By using memory-mapped database serialization, it's also possible to save on disk I/O. Not only are unwanted messages not physically read from memory they are not physically read from disk either.
Not all messages are the same. Some have more or different fields than others. This is resolved by constructing seperate classes to account for surplus fields or different message types.
A single time-ordered sequence is still preserved in this case: A master node is created to contain the symbol and message-type for each message in the stream. Seperate nodes are created for different message types. Iterators are constructed for each node. When the master iterator is incremented, the iterator corresponding to the next message type is also incremented.
The example is split into two binaries: capture.c (capturecpp.C) and readticks.c (readtickscpp.C).
capture.c defines the schema (see Order and OrderPrice classes in diagram above), generates tick data and stores them on disk in memory-mapped format.
There are four types of messages: BUYORDER, SELLORDER, TRDORDER and CXLORDER. capture.c simulates market activity by creating 10 market participants making markets in 300 symbols. The market for each symbol moves at different rates. Each time the market moves for a particular symbol, each market maker cancels its existing orders for that symbol and places new buy and sell orders. Sometimes these orders are executed instead of being cancelled.
Around 12 million ticks are generated and stored in the file /tmp/ticks.dat.
readticks.c reads and counts all market tick-data messages in total or for a range of symbol-ids. A symbol-id is an integer from 1 to 300. readticks.c implements the iterator traversal technique indicated above and invokes a user-supplied callback to process each market data event.

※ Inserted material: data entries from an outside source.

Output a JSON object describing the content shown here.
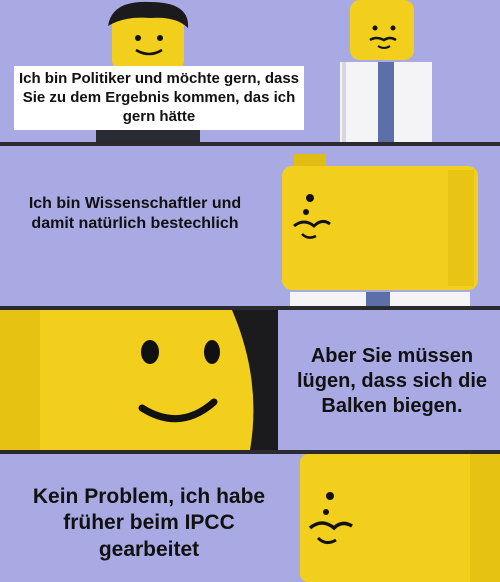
{
  "panels": [
    {
      "caption": "Ich bin Politiker und möchte gern, dass Sie zu dem Ergebnis kommen, das ich gern hätte"
    },
    {
      "caption": "Ich bin Wissenschaftler und damit natürlich bestechlich"
    },
    {
      "caption": "Aber Sie müssen lügen, dass sich die Balken biegen."
    },
    {
      "caption": "Kein Problem, ich habe früher beim IPCC gearbeitet"
    }
  ],
  "colors": {
    "background": "#a7a8e2",
    "lego_yellow": "#f2cf1c",
    "hair": "#1b1b1e",
    "caption_box": "#ffffff"
  }
}
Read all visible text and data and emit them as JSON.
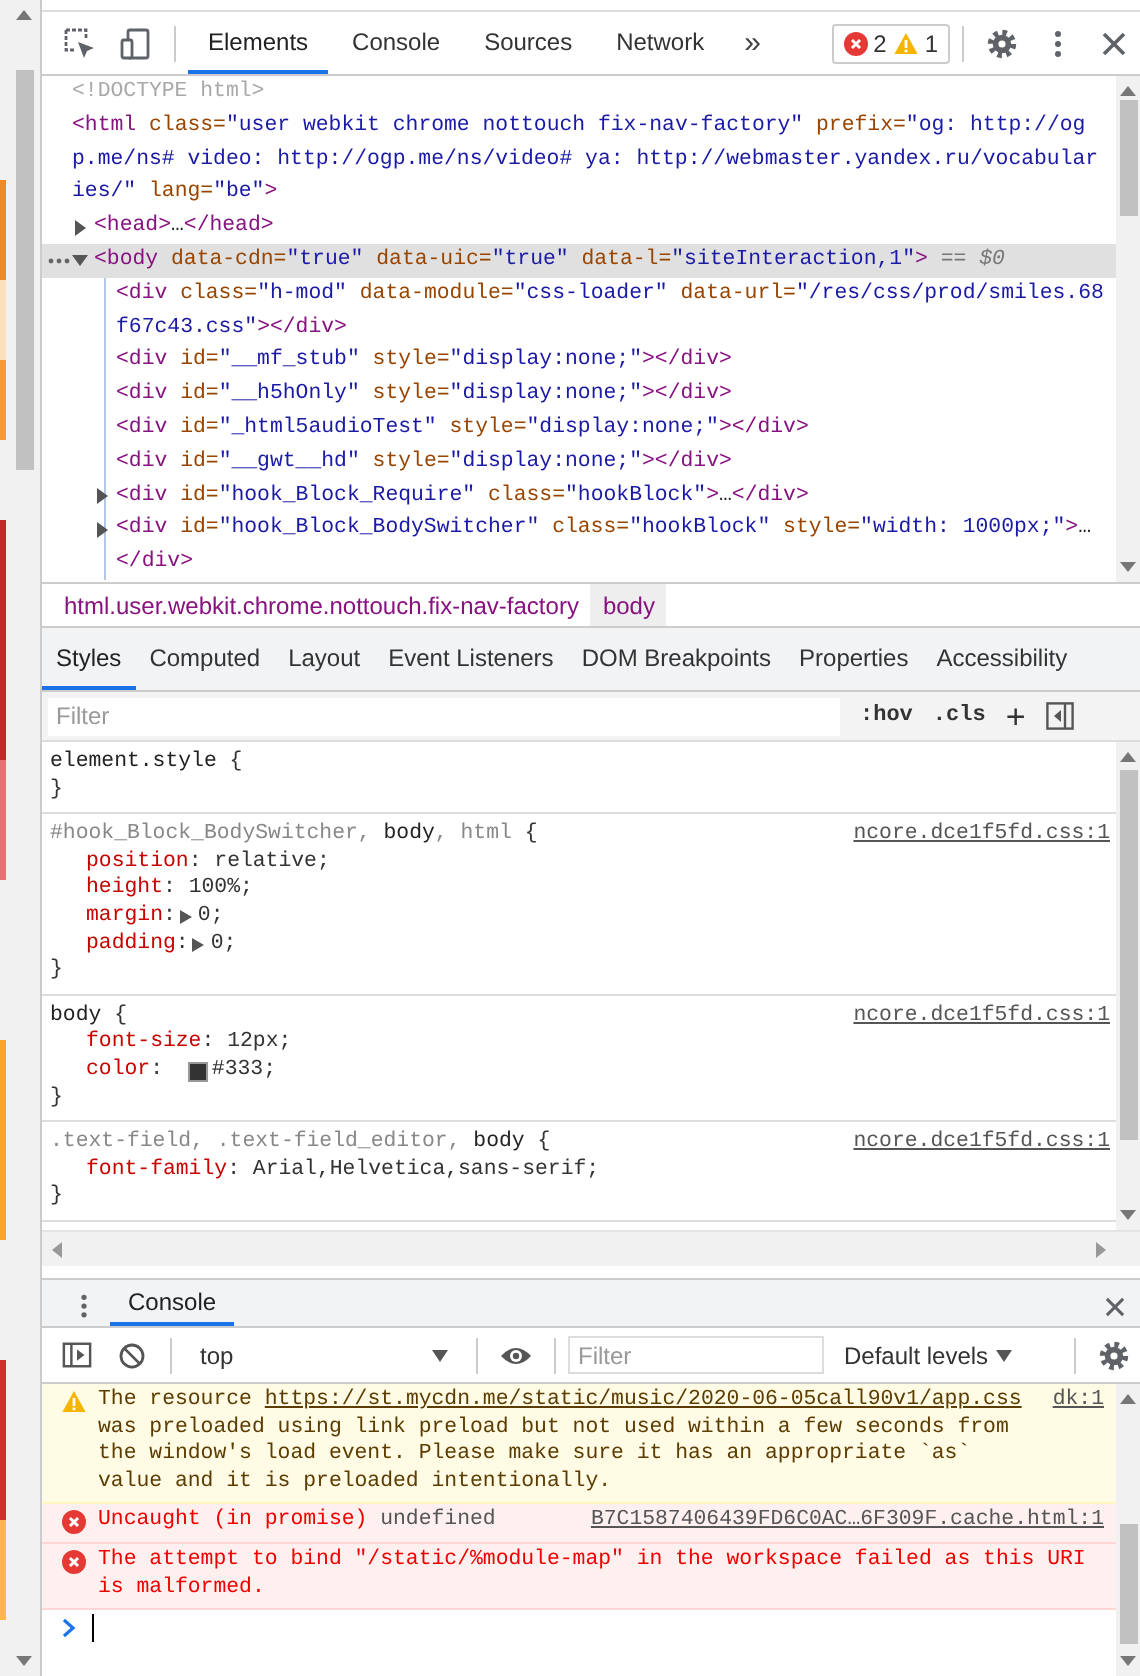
{
  "toolbar": {
    "tabs": [
      {
        "label": "Elements",
        "selected": true
      },
      {
        "label": "Console",
        "selected": false
      },
      {
        "label": "Sources",
        "selected": false
      },
      {
        "label": "Network",
        "selected": false
      }
    ],
    "more": "»",
    "counters": [
      {
        "kind": "error",
        "count": "2"
      },
      {
        "kind": "warning",
        "count": "1"
      }
    ]
  },
  "elements": {
    "nodes": [
      {
        "selected": false,
        "tokens": [
          {
            "kind": "doctype",
            "text": "<!DOCTYPE html>"
          }
        ]
      },
      {
        "selected": false,
        "tokens": [
          {
            "kind": "tag",
            "text": "<html"
          },
          {
            "kind": "attr",
            "text": " class="
          },
          {
            "kind": "value",
            "text": "\"user webkit chrome nottouch fix-nav-factory\""
          },
          {
            "kind": "attr",
            "text": " prefix="
          },
          {
            "kind": "value",
            "text": "\"og: http://ogp.me/ns# video: http://ogp.me/ns/video# ya: http://webmaster.yandex.ru/vocabularies/\""
          },
          {
            "kind": "attr",
            "text": " lang="
          },
          {
            "kind": "value",
            "text": "\"be\""
          },
          {
            "kind": "tag",
            "text": ">"
          }
        ],
        "children": [
          {
            "selected": false,
            "expanded": false,
            "tokens": [
              {
                "kind": "tag",
                "text": "<head>"
              },
              {
                "kind": "text",
                "text": "…"
              },
              {
                "kind": "tag",
                "text": "</head>"
              }
            ]
          },
          {
            "selected": true,
            "expanded": true,
            "marker": "== $0",
            "tokens": [
              {
                "kind": "tag",
                "text": "<body"
              },
              {
                "kind": "attr",
                "text": " data-cdn="
              },
              {
                "kind": "value",
                "text": "\"true\""
              },
              {
                "kind": "attr",
                "text": " data-uic="
              },
              {
                "kind": "value",
                "text": "\"true\""
              },
              {
                "kind": "attr",
                "text": " data-l="
              },
              {
                "kind": "value",
                "text": "\"siteInteraction,1\""
              },
              {
                "kind": "tag",
                "text": ">"
              }
            ],
            "children": [
              {
                "selected": false,
                "tokens": [
                  {
                    "kind": "tag",
                    "text": "<div"
                  },
                  {
                    "kind": "attr",
                    "text": " class="
                  },
                  {
                    "kind": "value",
                    "text": "\"h-mod\""
                  },
                  {
                    "kind": "attr",
                    "text": " data-module="
                  },
                  {
                    "kind": "value",
                    "text": "\"css-loader\""
                  },
                  {
                    "kind": "attr",
                    "text": " data-url="
                  },
                  {
                    "kind": "value",
                    "text": "\"/res/css/prod/smiles.68f67c43.css\""
                  },
                  {
                    "kind": "tag",
                    "text": "></div>"
                  }
                ]
              },
              {
                "selected": false,
                "tokens": [
                  {
                    "kind": "tag",
                    "text": "<div"
                  },
                  {
                    "kind": "attr",
                    "text": " id="
                  },
                  {
                    "kind": "value",
                    "text": "\"__mf_stub\""
                  },
                  {
                    "kind": "attr",
                    "text": " style="
                  },
                  {
                    "kind": "value",
                    "text": "\"display:none;\""
                  },
                  {
                    "kind": "tag",
                    "text": "></div>"
                  }
                ]
              },
              {
                "selected": false,
                "tokens": [
                  {
                    "kind": "tag",
                    "text": "<div"
                  },
                  {
                    "kind": "attr",
                    "text": " id="
                  },
                  {
                    "kind": "value",
                    "text": "\"__h5hOnly\""
                  },
                  {
                    "kind": "attr",
                    "text": " style="
                  },
                  {
                    "kind": "value",
                    "text": "\"display:none;\""
                  },
                  {
                    "kind": "tag",
                    "text": "></div>"
                  }
                ]
              },
              {
                "selected": false,
                "tokens": [
                  {
                    "kind": "tag",
                    "text": "<div"
                  },
                  {
                    "kind": "attr",
                    "text": " id="
                  },
                  {
                    "kind": "value",
                    "text": "\"_html5audioTest\""
                  },
                  {
                    "kind": "attr",
                    "text": " style="
                  },
                  {
                    "kind": "value",
                    "text": "\"display:none;\""
                  },
                  {
                    "kind": "tag",
                    "text": "></div>"
                  }
                ]
              },
              {
                "selected": false,
                "tokens": [
                  {
                    "kind": "tag",
                    "text": "<div"
                  },
                  {
                    "kind": "attr",
                    "text": " id="
                  },
                  {
                    "kind": "value",
                    "text": "\"__gwt__hd\""
                  },
                  {
                    "kind": "attr",
                    "text": " style="
                  },
                  {
                    "kind": "value",
                    "text": "\"display:none;\""
                  },
                  {
                    "kind": "tag",
                    "text": "></div>"
                  }
                ]
              },
              {
                "selected": false,
                "expanded": false,
                "tokens": [
                  {
                    "kind": "tag",
                    "text": "<div"
                  },
                  {
                    "kind": "attr",
                    "text": " id="
                  },
                  {
                    "kind": "value",
                    "text": "\"hook_Block_Require\""
                  },
                  {
                    "kind": "attr",
                    "text": " class="
                  },
                  {
                    "kind": "value",
                    "text": "\"hookBlock\""
                  },
                  {
                    "kind": "tag",
                    "text": ">"
                  },
                  {
                    "kind": "text",
                    "text": "…"
                  },
                  {
                    "kind": "tag",
                    "text": "</div>"
                  }
                ]
              },
              {
                "selected": false,
                "expanded": false,
                "tokens": [
                  {
                    "kind": "tag",
                    "text": "<div"
                  },
                  {
                    "kind": "attr",
                    "text": " id="
                  },
                  {
                    "kind": "value",
                    "text": "\"hook_Block_BodySwitcher\""
                  },
                  {
                    "kind": "attr",
                    "text": " class="
                  },
                  {
                    "kind": "value",
                    "text": "\"hookBlock\""
                  },
                  {
                    "kind": "attr",
                    "text": " style="
                  },
                  {
                    "kind": "value",
                    "text": "\"width: 1000px;\""
                  },
                  {
                    "kind": "tag",
                    "text": ">"
                  },
                  {
                    "kind": "text",
                    "text": "…"
                  },
                  {
                    "kind": "tag",
                    "text": "</div>"
                  }
                ]
              }
            ]
          }
        ]
      }
    ]
  },
  "breadcrumbs": [
    {
      "label": "html.user.webkit.chrome.nottouch.fix-nav-factory",
      "selected": false
    },
    {
      "label": "body",
      "selected": true
    }
  ],
  "styles": {
    "tabs": [
      {
        "label": "Styles",
        "selected": true
      },
      {
        "label": "Computed",
        "selected": false
      },
      {
        "label": "Layout",
        "selected": false
      },
      {
        "label": "Event Listeners",
        "selected": false
      },
      {
        "label": "DOM Breakpoints",
        "selected": false
      },
      {
        "label": "Properties",
        "selected": false
      },
      {
        "label": "Accessibility",
        "selected": false
      }
    ],
    "filter": {
      "placeholder": "Filter"
    },
    "hov": ":hov",
    "cls": ".cls",
    "plus": "+",
    "rules": [
      {
        "selector": [
          {
            "text": "element.style",
            "matched": true
          }
        ],
        "open": " {",
        "close": "}"
      },
      {
        "selector": [
          {
            "text": "#hook_Block_BodySwitcher, ",
            "matched": false
          },
          {
            "text": "body",
            "matched": true
          },
          {
            "text": ", html",
            "matched": false
          }
        ],
        "open": " {",
        "close": "}",
        "source": "ncore.dce1f5fd.css:1",
        "declarations": [
          {
            "property": "position",
            "colon": ":",
            "value": "relative;",
            "expandable": false
          },
          {
            "property": "height",
            "colon": ":",
            "value": "100%;",
            "expandable": false
          },
          {
            "property": "margin",
            "colon": ":",
            "value": "0;",
            "expandable": true
          },
          {
            "property": "padding",
            "colon": ":",
            "value": "0;",
            "expandable": true
          }
        ]
      },
      {
        "selector": [
          {
            "text": "body",
            "matched": true
          }
        ],
        "open": " {",
        "close": "}",
        "source": "ncore.dce1f5fd.css:1",
        "declarations": [
          {
            "property": "font-size",
            "colon": ":",
            "value": "12px;",
            "expandable": false,
            "kind": "plain"
          },
          {
            "property": "color",
            "colon": ":",
            "value": "#333;",
            "expandable": false,
            "kind": "color"
          }
        ]
      },
      {
        "selector": [
          {
            "text": ".text-field, .text-field_editor, ",
            "matched": false
          },
          {
            "text": "body",
            "matched": true
          }
        ],
        "open": " {",
        "close": "}",
        "source": "ncore.dce1f5fd.css:1",
        "declarations": [
          {
            "property": "font-family",
            "colon": ":",
            "value": "Arial,Helvetica,sans-serif;",
            "expandable": false
          }
        ]
      }
    ]
  },
  "drawer": {
    "tabs": [
      {
        "label": "Console",
        "selected": true
      }
    ],
    "context": "top",
    "filter": {
      "placeholder": "Filter"
    },
    "levels": "Default levels",
    "messages": [
      {
        "kind": "warning",
        "parts": [
          {
            "kind": "text",
            "text": "The resource "
          },
          {
            "kind": "link",
            "text": "https://st.mycdn.me/static/music/2020-06-05call90v1/app.css"
          },
          {
            "kind": "text",
            "text": " was preloaded using link preload but not used within a few seconds from the window's load event. Please make sure it has an appropriate `as` value and it is preloaded intentionally."
          }
        ],
        "source": "dk:1"
      },
      {
        "kind": "error",
        "parts": [
          {
            "kind": "text",
            "text": "Uncaught (in promise)"
          },
          {
            "kind": "muted",
            "text": " undefined"
          }
        ],
        "source": "B7C1587406439FD6C0AC…6F309F.cache.html:1"
      },
      {
        "kind": "error",
        "parts": [
          {
            "kind": "text",
            "text": "The attempt to bind \"/static/%module-map\" in the workspace failed as this URI is malformed."
          }
        ]
      }
    ]
  }
}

The example code demonstrates overall performance in reading and processing market tick data and provides comparison performance for filtering some subset.
|Copyright © 2012 by Richard Brooks|